This, along with other statements on Balochistan, makes for constructive and useful seminar. However, like many military men in the recent past, the COAS strayed once more into the domain of the civilian government - giving advice on how to run institutions and making statements that can only be categorized as political in nature. Given its disappointing role in the Faizabad fiasco, the COAS should be acutely aware how each inflection of his dialogue is being interpreted nationwide.

The institutional advice on such a public forum is an obvious no-go and has been objected to by both the government and commentators alike. But saying that the army believes in “democracy and even more so in the democratic values of selfless service and supremacy of moral authority” is especially problematic. “Moral authority” as opposed to democratic and legal authority is the notion solely used by pressure groups seeking to de-seat the government by force. Pakistan Tehreek-e-Insaaf’s entire electoral campaign and its vociferous demands for the Prime Minister’s resignation were based on notions of “moral authority”. The hardline religious groups at Faizabad also touted their superior moral authority, and perhaps most crucial of all, every previous military coup against democracy has been carried out on some version of “moral authority”.

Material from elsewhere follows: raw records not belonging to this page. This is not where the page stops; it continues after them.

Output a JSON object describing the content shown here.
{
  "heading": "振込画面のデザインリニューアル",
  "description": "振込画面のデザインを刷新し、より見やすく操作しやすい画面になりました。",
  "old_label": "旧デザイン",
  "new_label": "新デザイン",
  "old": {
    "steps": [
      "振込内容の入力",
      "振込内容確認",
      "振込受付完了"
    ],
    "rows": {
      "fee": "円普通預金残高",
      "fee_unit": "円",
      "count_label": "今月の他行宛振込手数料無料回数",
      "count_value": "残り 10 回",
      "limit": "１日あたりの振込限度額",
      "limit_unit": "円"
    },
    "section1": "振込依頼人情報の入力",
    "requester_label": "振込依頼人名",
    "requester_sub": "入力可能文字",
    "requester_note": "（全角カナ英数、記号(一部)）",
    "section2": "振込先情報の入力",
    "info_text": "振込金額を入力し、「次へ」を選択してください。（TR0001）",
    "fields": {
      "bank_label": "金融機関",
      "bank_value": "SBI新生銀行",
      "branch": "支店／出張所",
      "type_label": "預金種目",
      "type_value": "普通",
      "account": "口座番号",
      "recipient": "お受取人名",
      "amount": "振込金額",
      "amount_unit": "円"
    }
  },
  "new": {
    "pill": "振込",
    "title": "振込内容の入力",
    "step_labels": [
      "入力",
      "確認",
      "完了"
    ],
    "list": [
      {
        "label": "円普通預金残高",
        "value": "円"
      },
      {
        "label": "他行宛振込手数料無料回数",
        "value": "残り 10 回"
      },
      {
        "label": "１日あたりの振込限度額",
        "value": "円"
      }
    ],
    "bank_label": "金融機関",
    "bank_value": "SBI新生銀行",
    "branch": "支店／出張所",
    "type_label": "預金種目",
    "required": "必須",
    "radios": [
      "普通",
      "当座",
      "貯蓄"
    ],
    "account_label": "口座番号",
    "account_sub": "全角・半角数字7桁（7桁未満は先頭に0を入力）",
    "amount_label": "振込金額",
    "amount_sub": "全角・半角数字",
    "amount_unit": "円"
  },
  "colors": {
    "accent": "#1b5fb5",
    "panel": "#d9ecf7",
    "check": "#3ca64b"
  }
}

The COAS has been consistent in his defence of the democratic system, but paying homage to the defunct ideology of moral authority while lecturing the government on how to do its job sends a mixed message to say the least.

A similar problem of inconsistency plagues the message on seminaries. While the identification of the problem is spot on, the military hasn’t been exemplary in converting that message into action. The policy of “mainstreaming” hardline groups has inevitably led to the support of seminary networks, meanwhile the military failed to pressure the seminary boards into cooperation with the government when it previously attempted seminary reform after the passing of the National Action Plan. Its lenient attitude towards the products of these seminaries – such as the protestors at Faizabad – also undercuts the positive statements made.

The positive intentions of the COAS are undeniable, but his selection of particular words and phrases leave much to be desired.